Exercise objective: Each line with the word "Mitarbeiter" must appear in the answer, copied from the records.

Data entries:
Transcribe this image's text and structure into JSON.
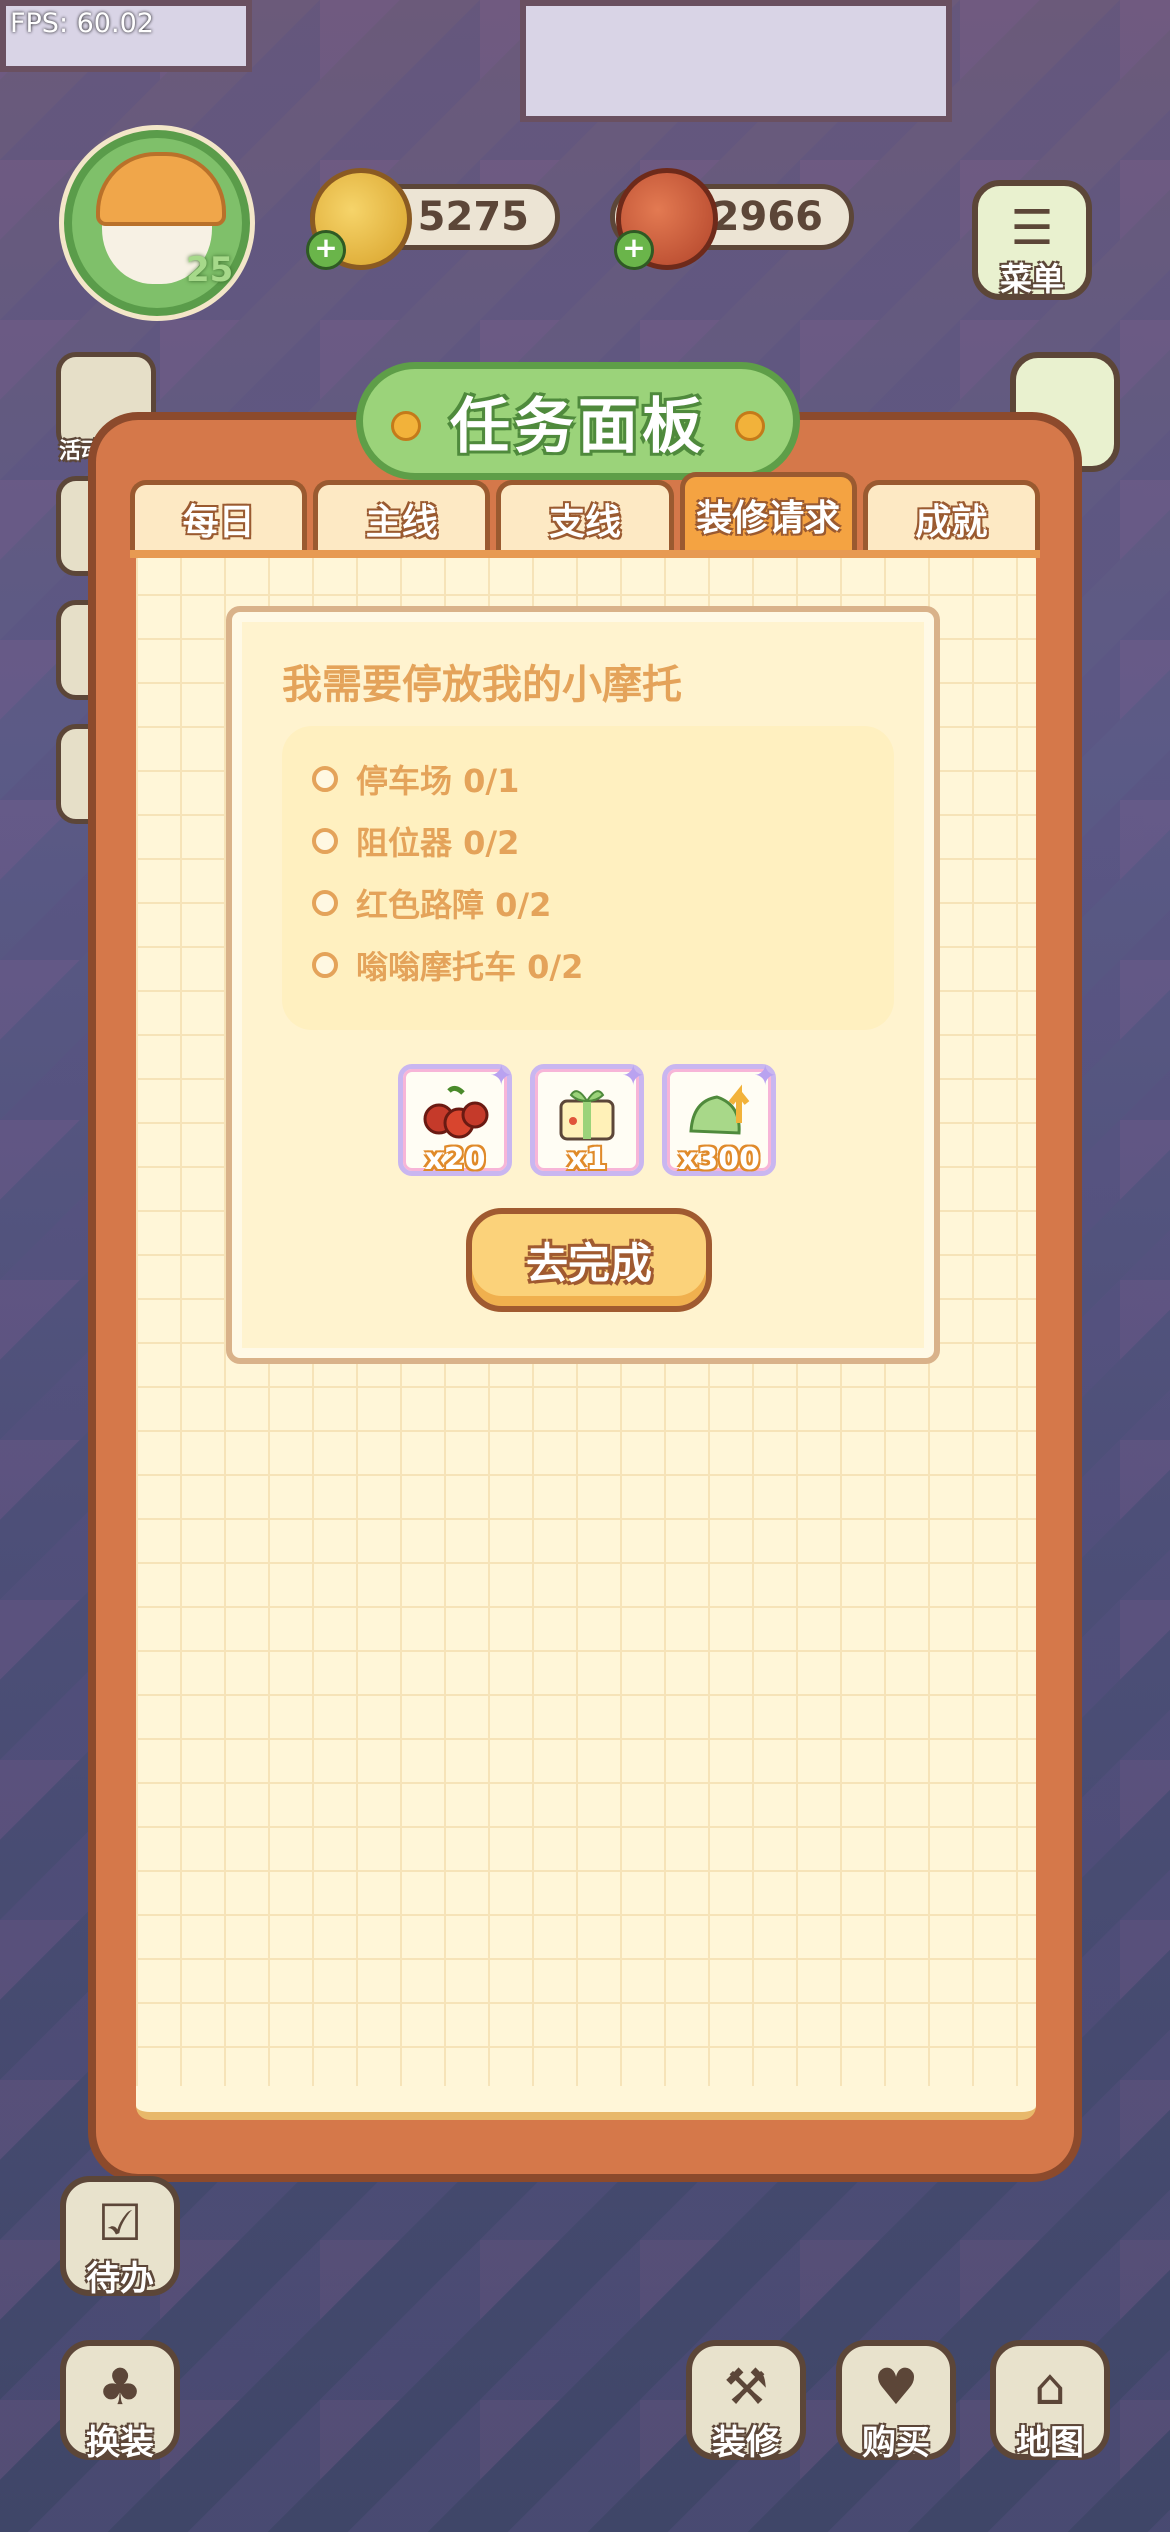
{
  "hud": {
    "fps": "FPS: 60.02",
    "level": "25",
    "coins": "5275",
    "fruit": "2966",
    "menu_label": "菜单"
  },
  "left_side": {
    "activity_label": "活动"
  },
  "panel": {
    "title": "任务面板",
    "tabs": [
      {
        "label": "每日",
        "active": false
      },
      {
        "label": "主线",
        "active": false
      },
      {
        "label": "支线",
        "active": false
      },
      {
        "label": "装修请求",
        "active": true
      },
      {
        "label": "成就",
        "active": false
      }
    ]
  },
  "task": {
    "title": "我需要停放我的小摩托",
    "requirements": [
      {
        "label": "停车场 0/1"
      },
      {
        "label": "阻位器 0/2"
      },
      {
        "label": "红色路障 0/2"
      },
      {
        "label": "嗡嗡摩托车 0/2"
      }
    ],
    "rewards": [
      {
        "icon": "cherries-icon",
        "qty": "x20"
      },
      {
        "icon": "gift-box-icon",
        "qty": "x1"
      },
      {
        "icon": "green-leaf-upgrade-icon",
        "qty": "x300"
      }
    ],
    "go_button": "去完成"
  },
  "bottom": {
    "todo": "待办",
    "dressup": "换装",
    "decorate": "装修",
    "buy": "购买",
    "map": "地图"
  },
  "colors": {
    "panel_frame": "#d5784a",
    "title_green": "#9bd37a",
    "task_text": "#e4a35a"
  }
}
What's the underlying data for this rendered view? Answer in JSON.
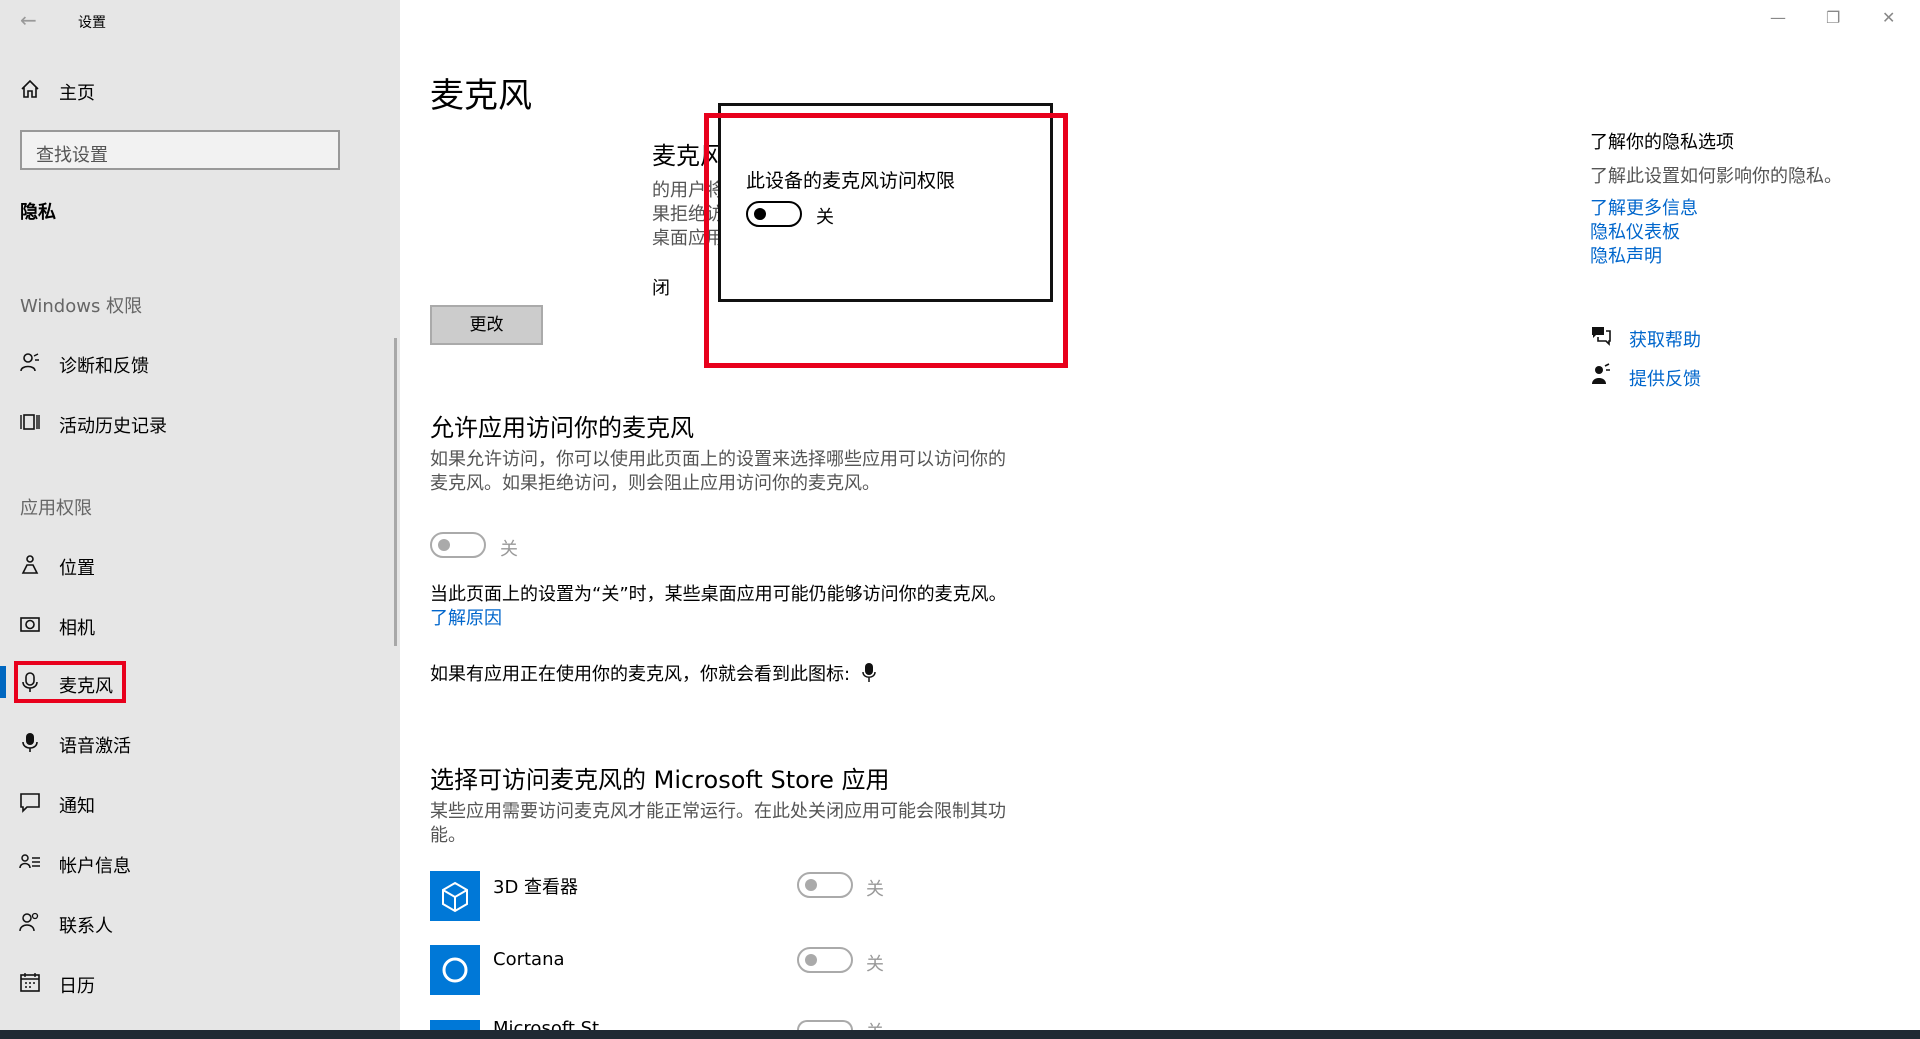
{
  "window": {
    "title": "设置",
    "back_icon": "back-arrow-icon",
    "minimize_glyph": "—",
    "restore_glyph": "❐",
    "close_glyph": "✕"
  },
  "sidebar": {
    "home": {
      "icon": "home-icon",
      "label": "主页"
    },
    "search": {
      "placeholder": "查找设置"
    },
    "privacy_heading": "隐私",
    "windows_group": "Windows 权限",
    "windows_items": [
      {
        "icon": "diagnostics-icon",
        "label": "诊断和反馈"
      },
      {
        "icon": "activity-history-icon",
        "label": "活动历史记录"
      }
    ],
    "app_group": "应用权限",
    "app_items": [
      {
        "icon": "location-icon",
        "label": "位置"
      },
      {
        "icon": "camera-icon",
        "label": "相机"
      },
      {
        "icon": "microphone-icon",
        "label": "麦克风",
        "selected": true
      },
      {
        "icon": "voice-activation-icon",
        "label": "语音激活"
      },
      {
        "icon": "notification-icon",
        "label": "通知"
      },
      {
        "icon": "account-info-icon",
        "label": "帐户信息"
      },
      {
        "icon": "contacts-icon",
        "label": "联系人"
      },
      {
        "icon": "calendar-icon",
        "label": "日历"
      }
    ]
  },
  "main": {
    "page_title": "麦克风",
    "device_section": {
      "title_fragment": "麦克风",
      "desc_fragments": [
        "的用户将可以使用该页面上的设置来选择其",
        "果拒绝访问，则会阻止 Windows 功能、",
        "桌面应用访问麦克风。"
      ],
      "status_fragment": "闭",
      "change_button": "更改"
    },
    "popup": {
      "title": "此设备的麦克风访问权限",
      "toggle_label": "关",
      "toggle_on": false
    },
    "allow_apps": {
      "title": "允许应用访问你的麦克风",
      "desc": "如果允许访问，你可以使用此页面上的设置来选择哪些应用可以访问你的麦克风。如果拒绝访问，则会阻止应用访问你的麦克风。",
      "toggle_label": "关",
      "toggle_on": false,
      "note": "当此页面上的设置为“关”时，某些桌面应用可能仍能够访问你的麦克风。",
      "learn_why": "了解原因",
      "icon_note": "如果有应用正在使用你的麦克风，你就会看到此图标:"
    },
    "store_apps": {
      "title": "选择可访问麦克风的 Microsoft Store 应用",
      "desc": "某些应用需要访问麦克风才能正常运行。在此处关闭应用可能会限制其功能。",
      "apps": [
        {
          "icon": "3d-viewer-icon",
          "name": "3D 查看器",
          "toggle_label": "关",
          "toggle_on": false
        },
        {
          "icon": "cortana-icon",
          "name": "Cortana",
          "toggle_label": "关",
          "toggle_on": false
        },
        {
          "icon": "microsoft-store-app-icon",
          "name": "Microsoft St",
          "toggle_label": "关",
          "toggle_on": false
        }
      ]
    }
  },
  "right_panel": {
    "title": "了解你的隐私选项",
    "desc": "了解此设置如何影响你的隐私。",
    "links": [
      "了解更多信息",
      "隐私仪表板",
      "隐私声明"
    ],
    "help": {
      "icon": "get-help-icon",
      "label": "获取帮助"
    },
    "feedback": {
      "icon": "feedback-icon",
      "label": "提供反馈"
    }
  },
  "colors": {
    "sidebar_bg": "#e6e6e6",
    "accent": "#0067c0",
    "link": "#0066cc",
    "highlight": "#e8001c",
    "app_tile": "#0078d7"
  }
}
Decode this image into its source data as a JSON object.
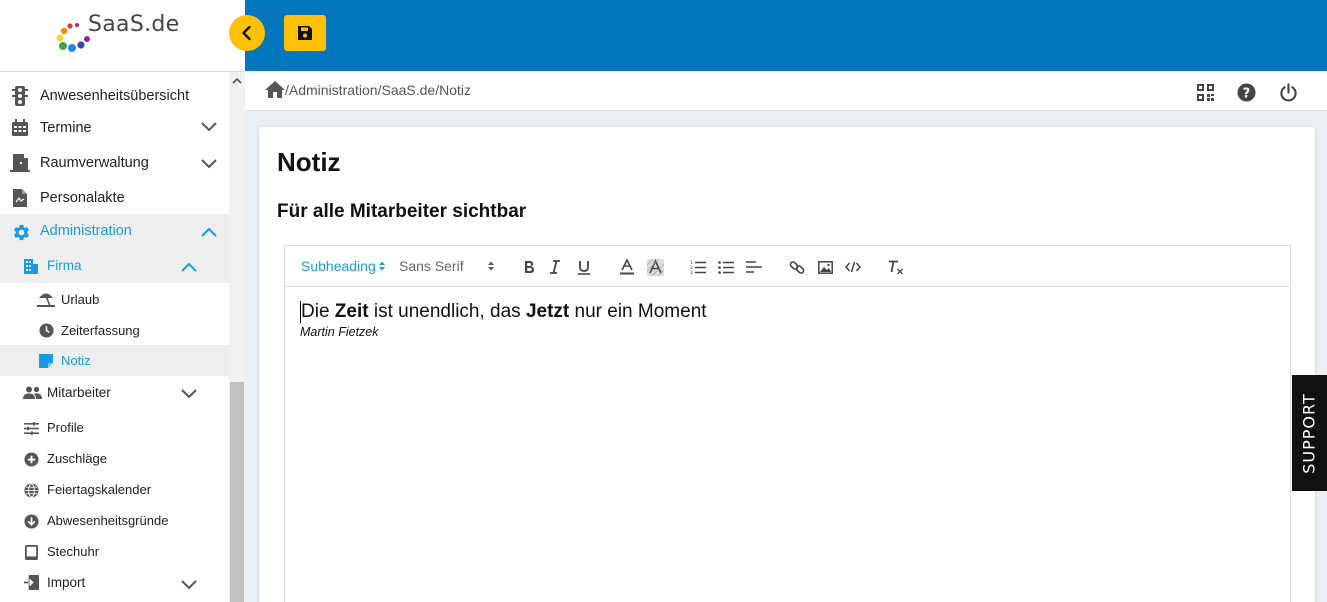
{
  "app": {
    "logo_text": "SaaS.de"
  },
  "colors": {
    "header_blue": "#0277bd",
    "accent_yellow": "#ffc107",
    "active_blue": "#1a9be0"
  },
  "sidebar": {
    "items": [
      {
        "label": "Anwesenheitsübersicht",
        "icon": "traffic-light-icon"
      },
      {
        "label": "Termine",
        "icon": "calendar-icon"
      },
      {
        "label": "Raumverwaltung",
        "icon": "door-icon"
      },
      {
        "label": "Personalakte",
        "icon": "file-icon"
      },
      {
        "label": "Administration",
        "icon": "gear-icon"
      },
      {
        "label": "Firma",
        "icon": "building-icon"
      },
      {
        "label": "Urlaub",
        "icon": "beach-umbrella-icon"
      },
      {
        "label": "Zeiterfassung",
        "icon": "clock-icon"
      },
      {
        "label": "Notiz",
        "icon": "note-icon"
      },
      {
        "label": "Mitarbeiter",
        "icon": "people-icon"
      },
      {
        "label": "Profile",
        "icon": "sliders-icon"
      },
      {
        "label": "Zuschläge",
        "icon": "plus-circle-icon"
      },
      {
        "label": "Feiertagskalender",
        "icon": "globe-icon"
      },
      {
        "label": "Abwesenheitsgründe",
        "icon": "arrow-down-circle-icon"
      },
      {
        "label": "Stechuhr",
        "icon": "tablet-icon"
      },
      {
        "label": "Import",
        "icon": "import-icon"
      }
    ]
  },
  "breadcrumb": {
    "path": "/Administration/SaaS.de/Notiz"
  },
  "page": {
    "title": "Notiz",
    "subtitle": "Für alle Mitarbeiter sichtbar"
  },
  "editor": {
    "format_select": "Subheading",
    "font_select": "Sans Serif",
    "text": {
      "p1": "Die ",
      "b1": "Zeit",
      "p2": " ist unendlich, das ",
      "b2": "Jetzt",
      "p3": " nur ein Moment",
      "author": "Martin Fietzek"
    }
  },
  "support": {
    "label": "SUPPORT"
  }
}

Exercise result:
        "label": "Mitarbeiter",
    "subtitle": "Für alle Mitarbeiter sichtbar"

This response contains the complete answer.